◆ Assignment
Reproduce the records below in full and exactly, without their images.

(Website and app data records)
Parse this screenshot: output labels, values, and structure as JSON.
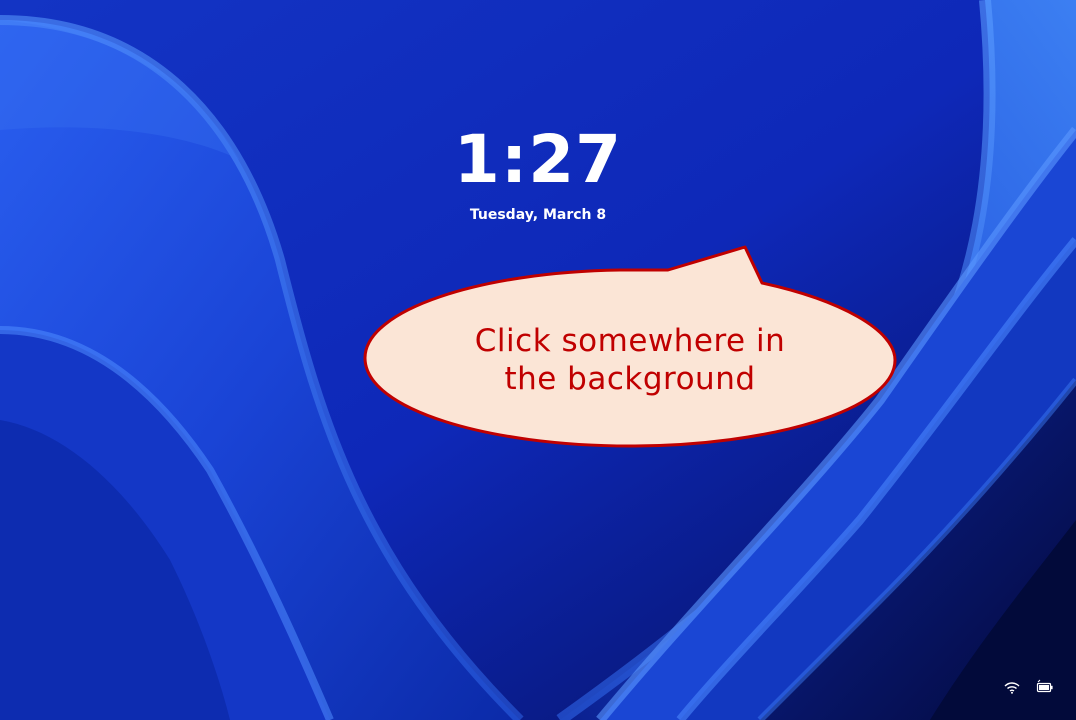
{
  "lock_screen": {
    "time": "1:27",
    "date": "Tuesday, March 8"
  },
  "callout": {
    "line1": "Click somewhere in",
    "line2": "the background",
    "text_color": "#c00000",
    "fill_color": "#fbe5d6",
    "border_color": "#c00000"
  },
  "system_tray": {
    "icons": [
      "wifi-icon",
      "battery-icon"
    ]
  },
  "theme": {
    "wallpaper_base": "#0a1f9e",
    "wallpaper_highlight": "#4a8cf0"
  }
}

◆ Exercise answer
Parse this screenshot: output labels, values, and structure as JSON.
{
  "lock_screen": {
    "time": "1:27",
    "date": "Tuesday, March 8"
  },
  "callout": {
    "line1": "Click somewhere in",
    "line2": "the background",
    "text_color": "#c00000",
    "fill_color": "#fbe5d6",
    "border_color": "#c00000"
  },
  "system_tray": {
    "icons": [
      "wifi-icon",
      "battery-icon"
    ]
  },
  "theme": {
    "wallpaper_base": "#0a1f9e",
    "wallpaper_highlight": "#4a8cf0"
  }
}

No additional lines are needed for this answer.